**What you will do**
No pictures are to be included when the entries below are reproduced exactly.

[Website and app data records]
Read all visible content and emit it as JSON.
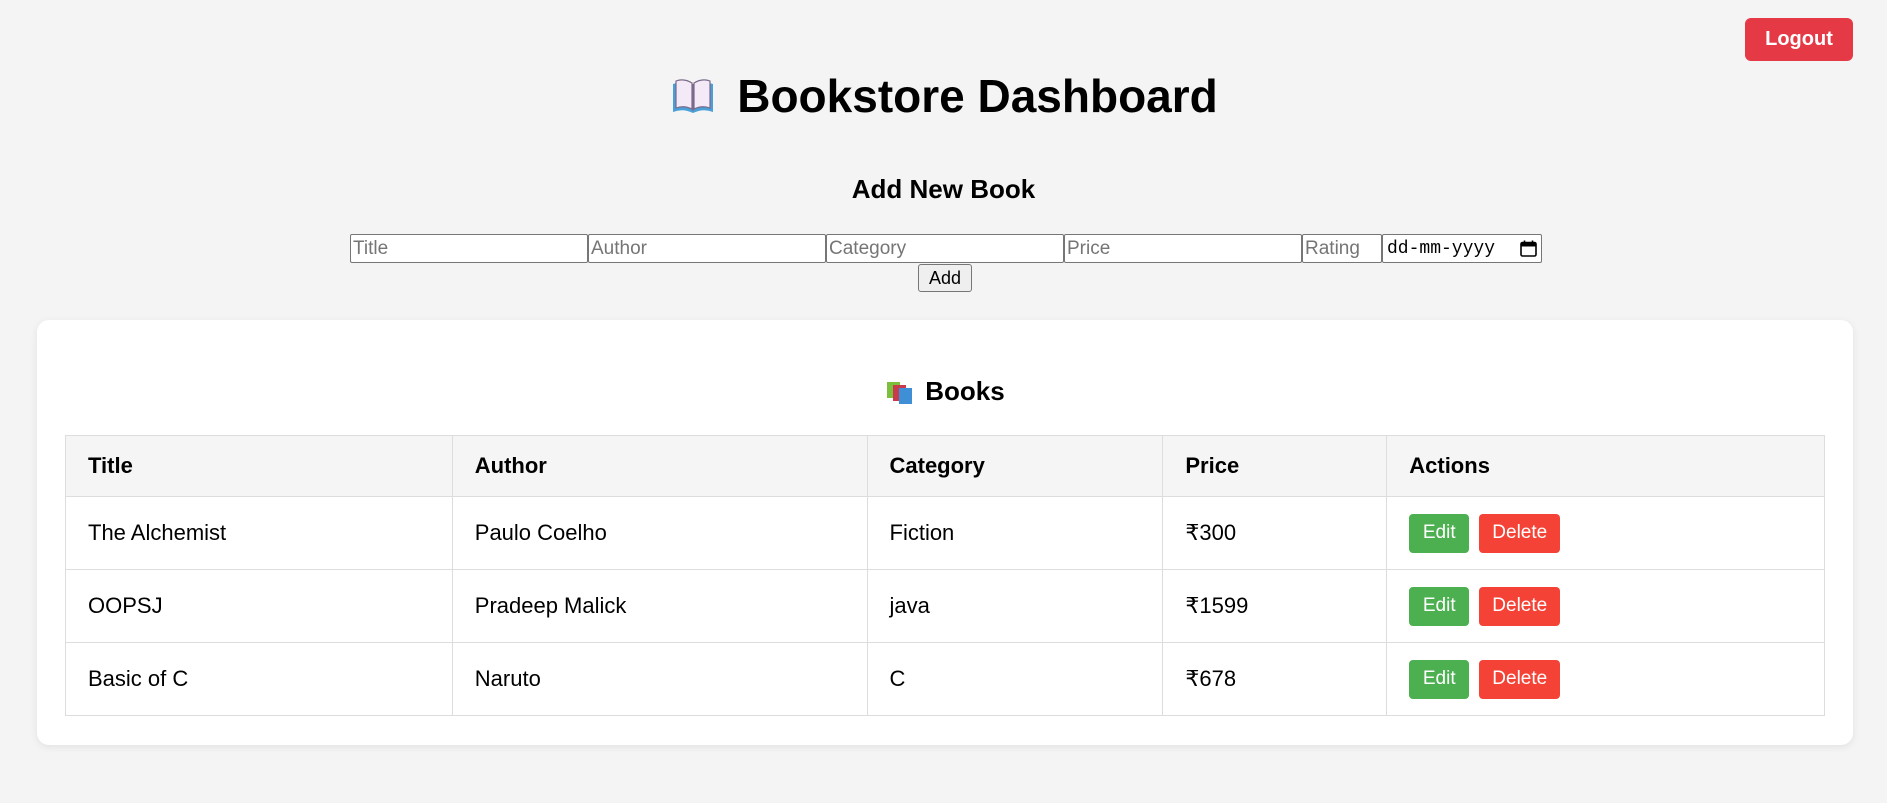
{
  "header": {
    "title": "Bookstore Dashboard",
    "icon": "open-book-icon",
    "logout_label": "Logout"
  },
  "add_form": {
    "heading": "Add New Book",
    "title_placeholder": "Title",
    "author_placeholder": "Author",
    "category_placeholder": "Category",
    "price_placeholder": "Price",
    "rating_placeholder": "Rating",
    "date_placeholder": "dd-mm-yyyy",
    "add_label": "Add"
  },
  "books_section": {
    "heading": "Books",
    "icon": "books-icon",
    "columns": [
      "Title",
      "Author",
      "Category",
      "Price",
      "Actions"
    ],
    "rows": [
      {
        "title": "The Alchemist",
        "author": "Paulo Coelho",
        "category": "Fiction",
        "price": "₹300",
        "edit_label": "Edit",
        "delete_label": "Delete"
      },
      {
        "title": "OOPSJ",
        "author": "Pradeep Malick",
        "category": "java",
        "price": "₹1599",
        "edit_label": "Edit",
        "delete_label": "Delete"
      },
      {
        "title": "Basic of C",
        "author": "Naruto",
        "category": "C",
        "price": "₹678",
        "edit_label": "Edit",
        "delete_label": "Delete"
      }
    ]
  },
  "colors": {
    "background": "#f4f4f4",
    "logout": "#e63946",
    "edit": "#4caf50",
    "delete": "#f44336"
  }
}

**Output for this exercise**
Read all visible content and emit it as JSON.
{
  "header": {
    "title": "Bookstore Dashboard",
    "icon": "open-book-icon",
    "logout_label": "Logout"
  },
  "add_form": {
    "heading": "Add New Book",
    "title_placeholder": "Title",
    "author_placeholder": "Author",
    "category_placeholder": "Category",
    "price_placeholder": "Price",
    "rating_placeholder": "Rating",
    "date_placeholder": "dd-mm-yyyy",
    "add_label": "Add"
  },
  "books_section": {
    "heading": "Books",
    "icon": "books-icon",
    "columns": [
      "Title",
      "Author",
      "Category",
      "Price",
      "Actions"
    ],
    "rows": [
      {
        "title": "The Alchemist",
        "author": "Paulo Coelho",
        "category": "Fiction",
        "price": "₹300",
        "edit_label": "Edit",
        "delete_label": "Delete"
      },
      {
        "title": "OOPSJ",
        "author": "Pradeep Malick",
        "category": "java",
        "price": "₹1599",
        "edit_label": "Edit",
        "delete_label": "Delete"
      },
      {
        "title": "Basic of C",
        "author": "Naruto",
        "category": "C",
        "price": "₹678",
        "edit_label": "Edit",
        "delete_label": "Delete"
      }
    ]
  },
  "colors": {
    "background": "#f4f4f4",
    "logout": "#e63946",
    "edit": "#4caf50",
    "delete": "#f44336"
  }
}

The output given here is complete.